▶ Data excerpts
※
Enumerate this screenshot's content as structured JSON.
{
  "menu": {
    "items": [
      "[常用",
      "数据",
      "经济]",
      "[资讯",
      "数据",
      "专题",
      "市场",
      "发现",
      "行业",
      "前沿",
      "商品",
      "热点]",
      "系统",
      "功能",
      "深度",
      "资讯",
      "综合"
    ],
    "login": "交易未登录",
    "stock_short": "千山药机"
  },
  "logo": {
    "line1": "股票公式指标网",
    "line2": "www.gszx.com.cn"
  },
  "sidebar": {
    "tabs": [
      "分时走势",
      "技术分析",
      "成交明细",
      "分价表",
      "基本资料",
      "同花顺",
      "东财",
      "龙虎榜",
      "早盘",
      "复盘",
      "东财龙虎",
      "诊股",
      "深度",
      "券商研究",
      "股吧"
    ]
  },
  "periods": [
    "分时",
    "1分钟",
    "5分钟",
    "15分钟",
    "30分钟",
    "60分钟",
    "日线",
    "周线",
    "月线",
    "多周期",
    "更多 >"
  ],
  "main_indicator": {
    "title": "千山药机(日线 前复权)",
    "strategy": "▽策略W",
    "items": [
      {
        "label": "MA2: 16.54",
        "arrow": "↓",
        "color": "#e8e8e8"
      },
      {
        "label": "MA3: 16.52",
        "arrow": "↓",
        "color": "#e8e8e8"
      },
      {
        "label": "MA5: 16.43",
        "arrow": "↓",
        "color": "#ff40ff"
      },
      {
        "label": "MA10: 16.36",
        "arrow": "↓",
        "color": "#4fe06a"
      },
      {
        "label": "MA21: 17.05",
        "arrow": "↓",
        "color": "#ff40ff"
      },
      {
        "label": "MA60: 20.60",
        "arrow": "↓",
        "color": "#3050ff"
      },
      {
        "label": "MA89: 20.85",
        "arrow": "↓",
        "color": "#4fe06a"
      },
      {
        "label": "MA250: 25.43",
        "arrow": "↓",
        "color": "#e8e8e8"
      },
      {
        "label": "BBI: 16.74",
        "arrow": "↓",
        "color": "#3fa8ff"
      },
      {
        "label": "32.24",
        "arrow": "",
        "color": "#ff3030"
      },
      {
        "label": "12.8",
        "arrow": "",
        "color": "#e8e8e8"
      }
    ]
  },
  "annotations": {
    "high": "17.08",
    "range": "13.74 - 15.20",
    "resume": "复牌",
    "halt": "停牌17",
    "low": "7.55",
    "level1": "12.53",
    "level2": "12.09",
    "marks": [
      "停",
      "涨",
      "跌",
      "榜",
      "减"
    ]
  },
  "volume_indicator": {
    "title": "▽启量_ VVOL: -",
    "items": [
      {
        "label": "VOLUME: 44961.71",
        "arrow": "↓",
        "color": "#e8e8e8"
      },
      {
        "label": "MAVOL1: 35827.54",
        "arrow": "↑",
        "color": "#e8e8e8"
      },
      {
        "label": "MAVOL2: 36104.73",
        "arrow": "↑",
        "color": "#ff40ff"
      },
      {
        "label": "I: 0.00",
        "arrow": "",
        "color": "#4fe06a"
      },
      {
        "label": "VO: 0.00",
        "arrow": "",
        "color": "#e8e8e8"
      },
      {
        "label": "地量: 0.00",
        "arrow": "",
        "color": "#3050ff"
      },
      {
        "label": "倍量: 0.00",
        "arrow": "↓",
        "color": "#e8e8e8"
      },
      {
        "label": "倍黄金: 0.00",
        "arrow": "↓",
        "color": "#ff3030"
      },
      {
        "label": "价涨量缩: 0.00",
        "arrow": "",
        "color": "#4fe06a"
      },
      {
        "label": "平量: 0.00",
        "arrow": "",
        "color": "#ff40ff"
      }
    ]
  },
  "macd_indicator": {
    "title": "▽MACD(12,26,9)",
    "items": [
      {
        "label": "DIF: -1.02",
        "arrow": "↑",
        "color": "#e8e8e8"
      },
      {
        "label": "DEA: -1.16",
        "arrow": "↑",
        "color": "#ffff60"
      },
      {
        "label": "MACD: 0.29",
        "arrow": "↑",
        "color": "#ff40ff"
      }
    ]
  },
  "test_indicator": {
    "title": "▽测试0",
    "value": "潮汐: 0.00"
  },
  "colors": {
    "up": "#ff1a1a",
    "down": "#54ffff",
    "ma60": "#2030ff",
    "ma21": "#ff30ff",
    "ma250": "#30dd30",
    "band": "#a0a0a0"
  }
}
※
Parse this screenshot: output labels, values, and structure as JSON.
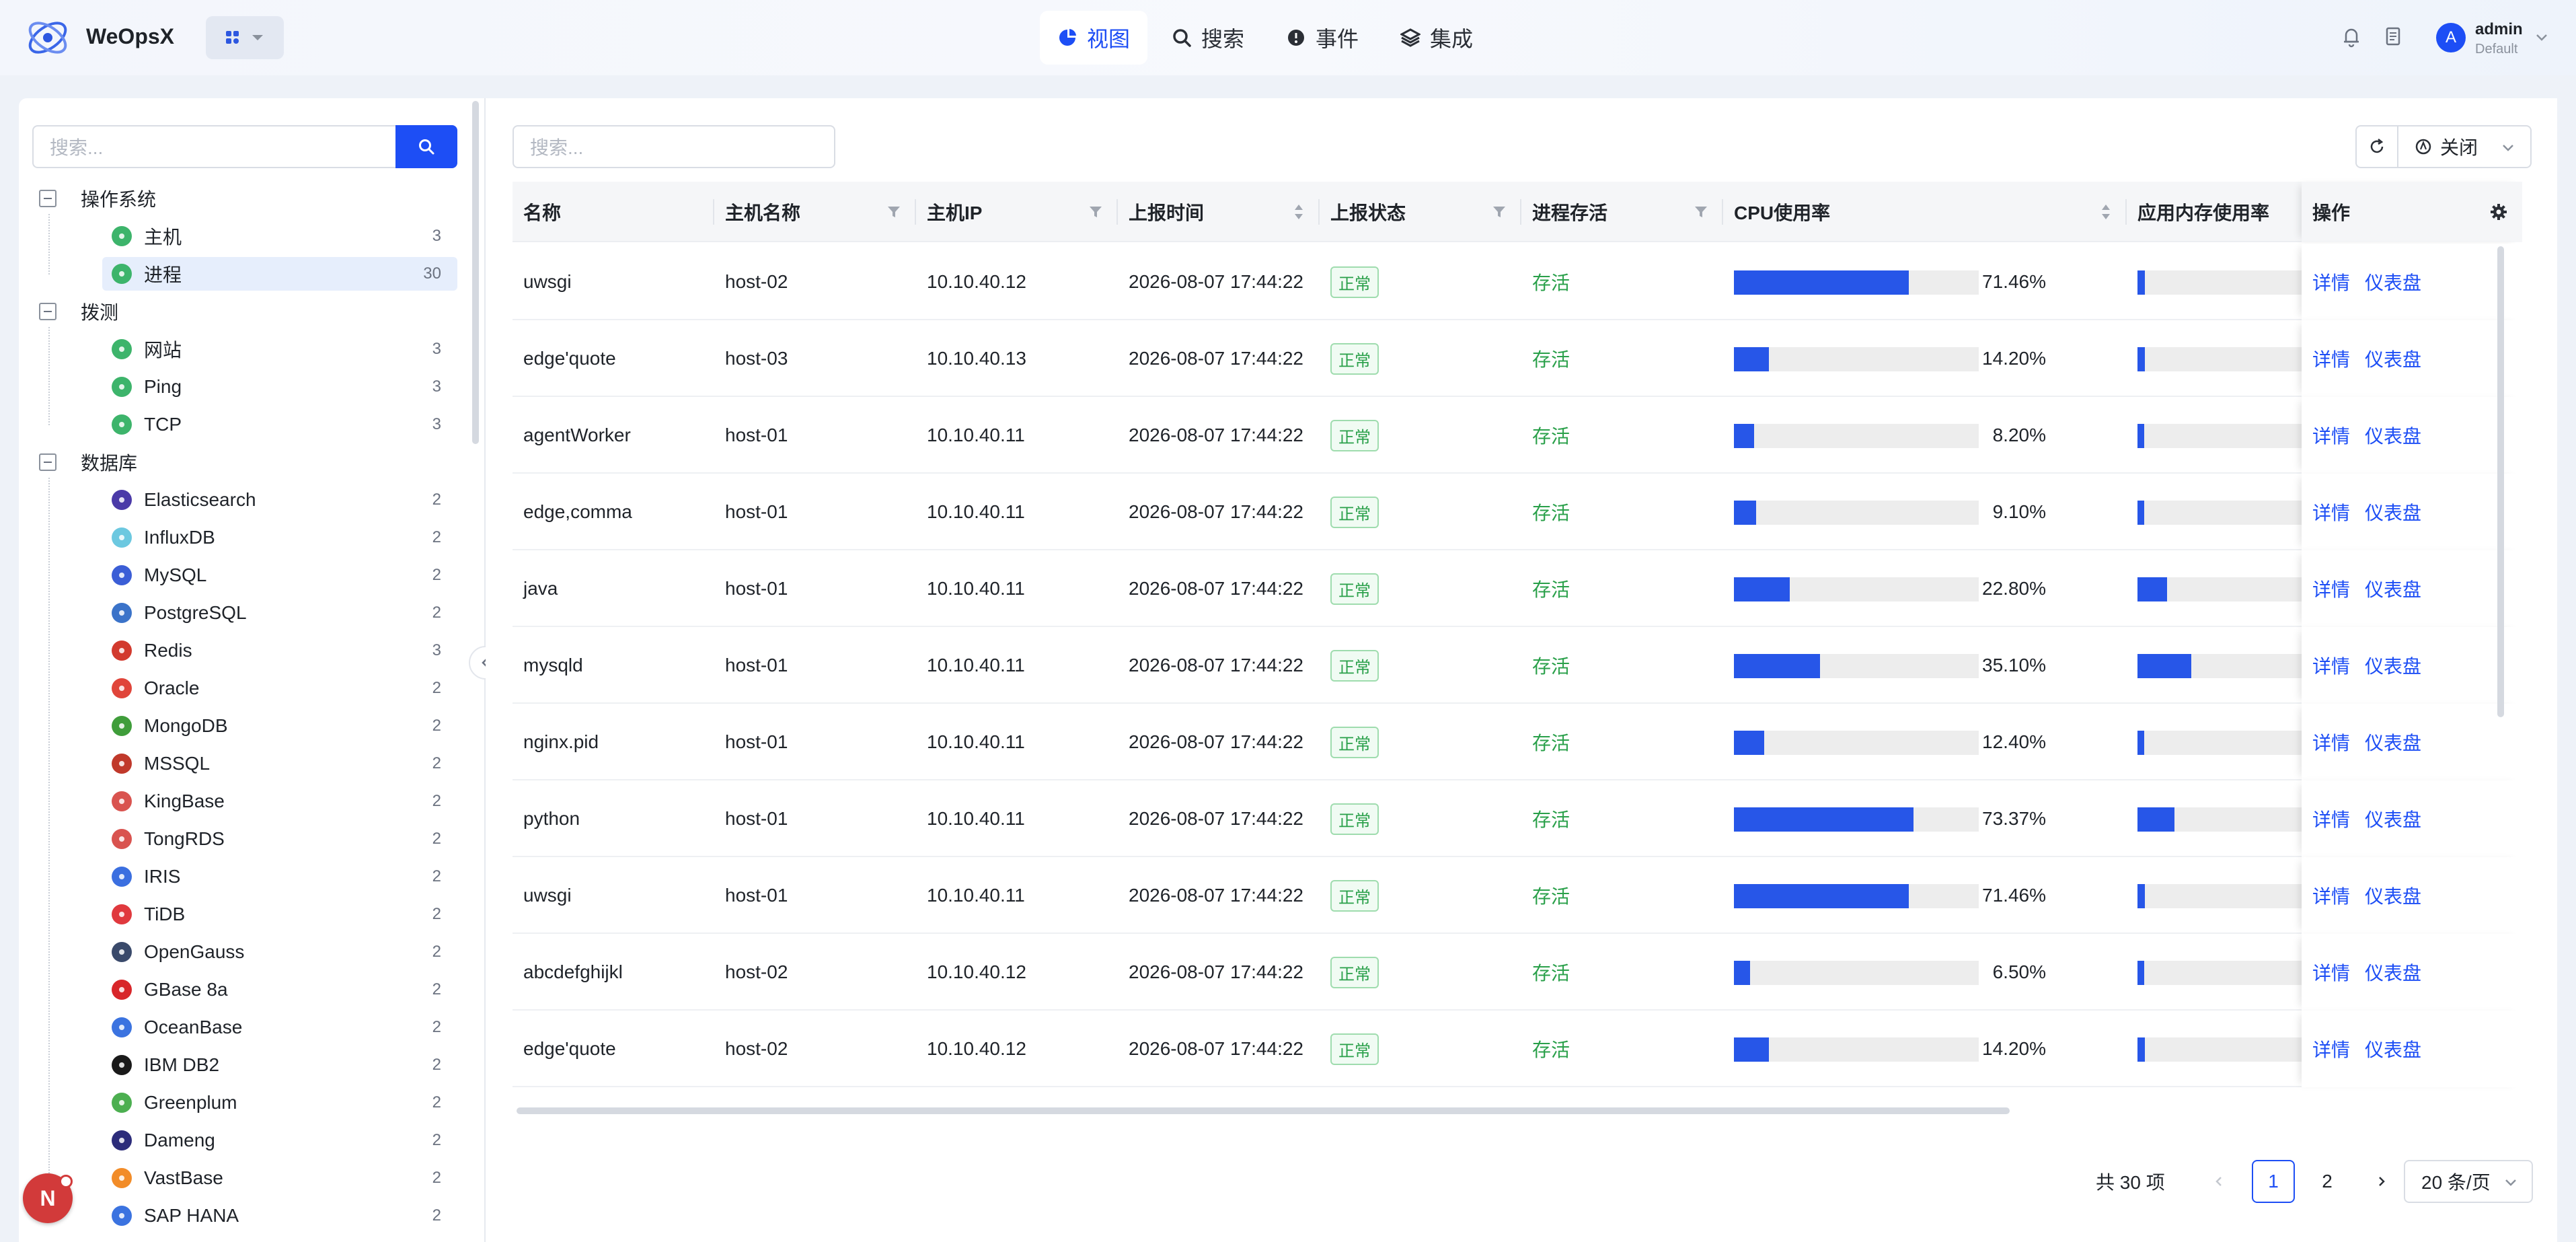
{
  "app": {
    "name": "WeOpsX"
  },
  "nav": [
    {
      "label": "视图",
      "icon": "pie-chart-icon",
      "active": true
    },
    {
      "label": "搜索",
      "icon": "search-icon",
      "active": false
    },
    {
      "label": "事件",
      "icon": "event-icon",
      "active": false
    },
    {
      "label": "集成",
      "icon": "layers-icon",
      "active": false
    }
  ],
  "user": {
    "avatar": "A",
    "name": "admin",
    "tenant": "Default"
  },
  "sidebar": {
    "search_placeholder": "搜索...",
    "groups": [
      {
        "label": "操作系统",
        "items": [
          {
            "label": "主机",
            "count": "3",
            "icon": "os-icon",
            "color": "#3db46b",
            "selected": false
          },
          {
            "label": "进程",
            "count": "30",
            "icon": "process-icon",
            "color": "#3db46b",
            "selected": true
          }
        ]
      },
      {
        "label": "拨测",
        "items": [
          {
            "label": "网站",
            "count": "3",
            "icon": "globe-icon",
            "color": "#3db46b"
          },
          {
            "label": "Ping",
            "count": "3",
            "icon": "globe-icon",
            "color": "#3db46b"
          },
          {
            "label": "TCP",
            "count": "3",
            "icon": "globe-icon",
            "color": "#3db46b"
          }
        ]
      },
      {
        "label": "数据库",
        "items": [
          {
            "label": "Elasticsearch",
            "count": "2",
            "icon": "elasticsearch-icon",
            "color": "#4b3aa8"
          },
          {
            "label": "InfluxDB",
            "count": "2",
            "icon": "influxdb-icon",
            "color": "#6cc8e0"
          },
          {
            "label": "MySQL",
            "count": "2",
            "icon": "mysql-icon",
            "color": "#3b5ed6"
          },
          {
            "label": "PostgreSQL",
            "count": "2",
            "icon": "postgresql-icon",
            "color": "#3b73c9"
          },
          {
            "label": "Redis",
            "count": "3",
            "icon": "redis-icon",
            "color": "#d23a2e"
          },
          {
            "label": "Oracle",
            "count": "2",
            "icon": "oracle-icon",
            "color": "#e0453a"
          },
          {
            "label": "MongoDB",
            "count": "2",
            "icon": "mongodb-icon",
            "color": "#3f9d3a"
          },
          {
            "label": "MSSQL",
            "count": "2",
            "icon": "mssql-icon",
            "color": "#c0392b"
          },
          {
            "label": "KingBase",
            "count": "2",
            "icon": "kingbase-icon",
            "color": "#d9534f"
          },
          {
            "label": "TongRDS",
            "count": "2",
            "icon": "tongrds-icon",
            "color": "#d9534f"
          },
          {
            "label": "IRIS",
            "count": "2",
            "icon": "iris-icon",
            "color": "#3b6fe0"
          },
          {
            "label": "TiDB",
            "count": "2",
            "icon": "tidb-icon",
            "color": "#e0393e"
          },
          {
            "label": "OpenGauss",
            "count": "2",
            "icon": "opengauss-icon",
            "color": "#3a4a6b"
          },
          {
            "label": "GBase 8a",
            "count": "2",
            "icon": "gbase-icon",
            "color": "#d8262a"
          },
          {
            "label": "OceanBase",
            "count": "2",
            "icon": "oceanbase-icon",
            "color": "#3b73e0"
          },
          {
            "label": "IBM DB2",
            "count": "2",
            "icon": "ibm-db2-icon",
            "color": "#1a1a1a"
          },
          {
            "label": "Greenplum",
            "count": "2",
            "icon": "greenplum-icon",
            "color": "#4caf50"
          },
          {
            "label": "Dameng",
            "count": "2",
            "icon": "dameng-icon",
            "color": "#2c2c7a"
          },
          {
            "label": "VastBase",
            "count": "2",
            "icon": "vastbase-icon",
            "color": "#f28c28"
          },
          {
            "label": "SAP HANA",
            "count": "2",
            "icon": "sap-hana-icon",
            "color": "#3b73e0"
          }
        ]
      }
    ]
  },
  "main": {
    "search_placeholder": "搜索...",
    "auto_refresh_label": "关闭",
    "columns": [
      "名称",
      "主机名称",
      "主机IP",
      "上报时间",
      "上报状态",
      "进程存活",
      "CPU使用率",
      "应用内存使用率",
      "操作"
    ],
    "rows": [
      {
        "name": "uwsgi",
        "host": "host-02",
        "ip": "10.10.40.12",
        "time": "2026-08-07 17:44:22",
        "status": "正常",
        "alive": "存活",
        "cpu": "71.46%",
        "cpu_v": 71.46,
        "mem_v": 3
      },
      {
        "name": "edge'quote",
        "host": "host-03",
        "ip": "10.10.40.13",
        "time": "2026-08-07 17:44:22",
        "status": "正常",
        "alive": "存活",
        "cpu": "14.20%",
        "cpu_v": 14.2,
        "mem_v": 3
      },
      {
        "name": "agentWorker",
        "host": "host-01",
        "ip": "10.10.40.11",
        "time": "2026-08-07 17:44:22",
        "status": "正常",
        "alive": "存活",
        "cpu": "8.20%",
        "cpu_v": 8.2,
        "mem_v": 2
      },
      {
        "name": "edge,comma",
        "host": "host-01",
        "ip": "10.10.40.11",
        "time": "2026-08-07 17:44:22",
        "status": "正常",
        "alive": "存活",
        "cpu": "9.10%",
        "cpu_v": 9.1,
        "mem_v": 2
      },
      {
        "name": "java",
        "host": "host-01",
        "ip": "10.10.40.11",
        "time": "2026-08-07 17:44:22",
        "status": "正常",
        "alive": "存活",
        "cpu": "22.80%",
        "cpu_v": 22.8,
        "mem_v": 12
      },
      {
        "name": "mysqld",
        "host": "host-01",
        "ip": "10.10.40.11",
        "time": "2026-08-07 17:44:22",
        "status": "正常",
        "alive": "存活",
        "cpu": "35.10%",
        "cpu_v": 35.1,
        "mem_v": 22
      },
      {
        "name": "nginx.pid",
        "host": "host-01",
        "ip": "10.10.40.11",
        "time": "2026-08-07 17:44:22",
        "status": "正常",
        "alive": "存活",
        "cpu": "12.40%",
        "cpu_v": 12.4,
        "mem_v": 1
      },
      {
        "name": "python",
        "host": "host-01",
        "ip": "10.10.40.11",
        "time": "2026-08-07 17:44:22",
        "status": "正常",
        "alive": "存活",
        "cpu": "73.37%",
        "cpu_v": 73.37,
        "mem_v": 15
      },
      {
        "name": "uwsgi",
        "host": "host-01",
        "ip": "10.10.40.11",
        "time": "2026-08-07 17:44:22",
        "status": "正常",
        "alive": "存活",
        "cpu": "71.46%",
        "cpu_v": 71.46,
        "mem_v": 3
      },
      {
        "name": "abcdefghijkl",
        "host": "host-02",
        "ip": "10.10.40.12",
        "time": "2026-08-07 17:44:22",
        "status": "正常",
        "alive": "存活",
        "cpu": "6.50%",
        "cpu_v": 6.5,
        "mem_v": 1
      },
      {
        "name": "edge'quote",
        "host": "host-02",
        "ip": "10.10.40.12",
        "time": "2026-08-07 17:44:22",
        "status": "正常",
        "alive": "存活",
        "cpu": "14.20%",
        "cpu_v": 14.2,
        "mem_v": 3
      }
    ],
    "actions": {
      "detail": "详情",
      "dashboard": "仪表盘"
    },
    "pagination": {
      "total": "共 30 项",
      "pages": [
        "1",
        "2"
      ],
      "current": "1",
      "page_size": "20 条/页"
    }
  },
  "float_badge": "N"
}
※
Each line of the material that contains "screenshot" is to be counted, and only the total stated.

▶ Written response
2